§ Your goal:
Write out the records word for word, with no pictures.
■ ■ ■
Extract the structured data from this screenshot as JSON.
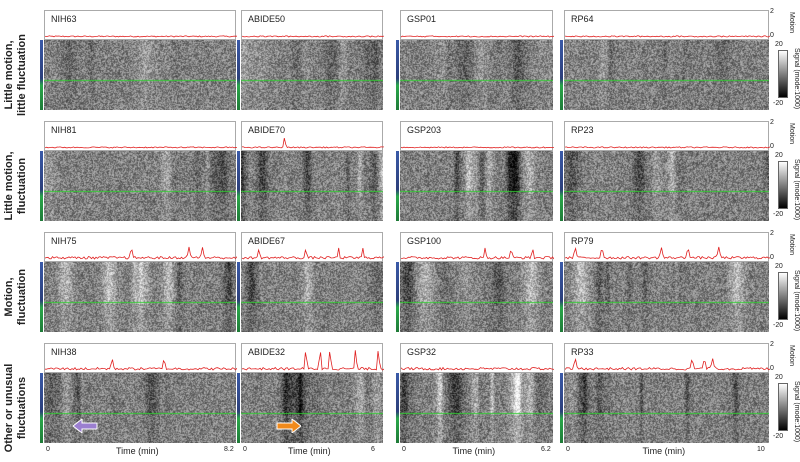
{
  "rows": [
    {
      "label_lines": [
        "Little motion,",
        "little fluctuation"
      ],
      "subjects": [
        "NIH63",
        "ABIDE50",
        "GSP01",
        "RP64"
      ],
      "spikes": [
        [],
        [],
        [],
        []
      ]
    },
    {
      "label_lines": [
        "Little motion,",
        "fluctuation"
      ],
      "subjects": [
        "NIH81",
        "ABIDE70",
        "GSP203",
        "RP23"
      ],
      "spikes": [
        [],
        [
          0.3
        ],
        [],
        []
      ]
    },
    {
      "label_lines": [
        "Motion,",
        "fluctuation"
      ],
      "subjects": [
        "NIH75",
        "ABIDE67",
        "GSP100",
        "RP79"
      ],
      "spikes": [
        [
          0.45,
          0.75,
          0.82
        ],
        [
          0.12,
          0.45,
          0.68,
          0.85
        ],
        [
          0.55,
          0.72,
          0.86
        ],
        [
          0.05,
          0.18,
          0.47,
          0.6,
          0.75
        ]
      ]
    },
    {
      "label_lines": [
        "Other or unusual",
        "fluctuations"
      ],
      "subjects": [
        "NIH38",
        "ABIDE32",
        "GSP32",
        "RP33"
      ],
      "spikes": [
        [
          0.35,
          0.62
        ],
        [
          0.45,
          0.55,
          0.62,
          0.8,
          0.96
        ],
        [],
        [
          0.05,
          0.62,
          0.68,
          0.72
        ]
      ]
    }
  ],
  "motion_axis": {
    "label": "Motion",
    "max": "2",
    "min": "0"
  },
  "signal_axis": {
    "label": "Signal (mode:1000)",
    "max": "20",
    "min": "-20"
  },
  "time_axis": {
    "label": "Time (min)",
    "ticks": [
      [
        "0",
        "8.2"
      ],
      [
        "0",
        "6"
      ],
      [
        "0",
        "6.2"
      ],
      [
        "0",
        "10"
      ]
    ]
  },
  "colors": {
    "motion_trace": "#e02020",
    "green_line": "#33cc33",
    "bar_top": "#3a5aa8",
    "bar_mid": "#2c3f7a",
    "bar_bottom": "#2aa84a",
    "arrow_purple": "#9b7fd0",
    "arrow_orange": "#f08a1c"
  },
  "annotations": [
    "purple-arrow",
    "orange-arrow"
  ]
}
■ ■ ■
§ Answer space:
Extract the structured data from this screenshot as JSON.
{
  "rows": [
    {
      "label_lines": [
        "Little motion,",
        "little fluctuation"
      ],
      "subjects": [
        "NIH63",
        "ABIDE50",
        "GSP01",
        "RP64"
      ],
      "spikes": [
        [],
        [],
        [],
        []
      ]
    },
    {
      "label_lines": [
        "Little motion,",
        "fluctuation"
      ],
      "subjects": [
        "NIH81",
        "ABIDE70",
        "GSP203",
        "RP23"
      ],
      "spikes": [
        [],
        [
          0.3
        ],
        [],
        []
      ]
    },
    {
      "label_lines": [
        "Motion,",
        "fluctuation"
      ],
      "subjects": [
        "NIH75",
        "ABIDE67",
        "GSP100",
        "RP79"
      ],
      "spikes": [
        [
          0.45,
          0.75,
          0.82
        ],
        [
          0.12,
          0.45,
          0.68,
          0.85
        ],
        [
          0.55,
          0.72,
          0.86
        ],
        [
          0.05,
          0.18,
          0.47,
          0.6,
          0.75
        ]
      ]
    },
    {
      "label_lines": [
        "Other or unusual",
        "fluctuations"
      ],
      "subjects": [
        "NIH38",
        "ABIDE32",
        "GSP32",
        "RP33"
      ],
      "spikes": [
        [
          0.35,
          0.62
        ],
        [
          0.45,
          0.55,
          0.62,
          0.8,
          0.96
        ],
        [],
        [
          0.05,
          0.62,
          0.68,
          0.72
        ]
      ]
    }
  ],
  "motion_axis": {
    "label": "Motion",
    "max": "2",
    "min": "0"
  },
  "signal_axis": {
    "label": "Signal (mode:1000)",
    "max": "20",
    "min": "-20"
  },
  "time_axis": {
    "label": "Time (min)",
    "ticks": [
      [
        "0",
        "8.2"
      ],
      [
        "0",
        "6"
      ],
      [
        "0",
        "6.2"
      ],
      [
        "0",
        "10"
      ]
    ]
  },
  "colors": {
    "motion_trace": "#e02020",
    "green_line": "#33cc33",
    "bar_top": "#3a5aa8",
    "bar_mid": "#2c3f7a",
    "bar_bottom": "#2aa84a",
    "arrow_purple": "#9b7fd0",
    "arrow_orange": "#f08a1c"
  },
  "annotations": [
    "purple-arrow",
    "orange-arrow"
  ]
}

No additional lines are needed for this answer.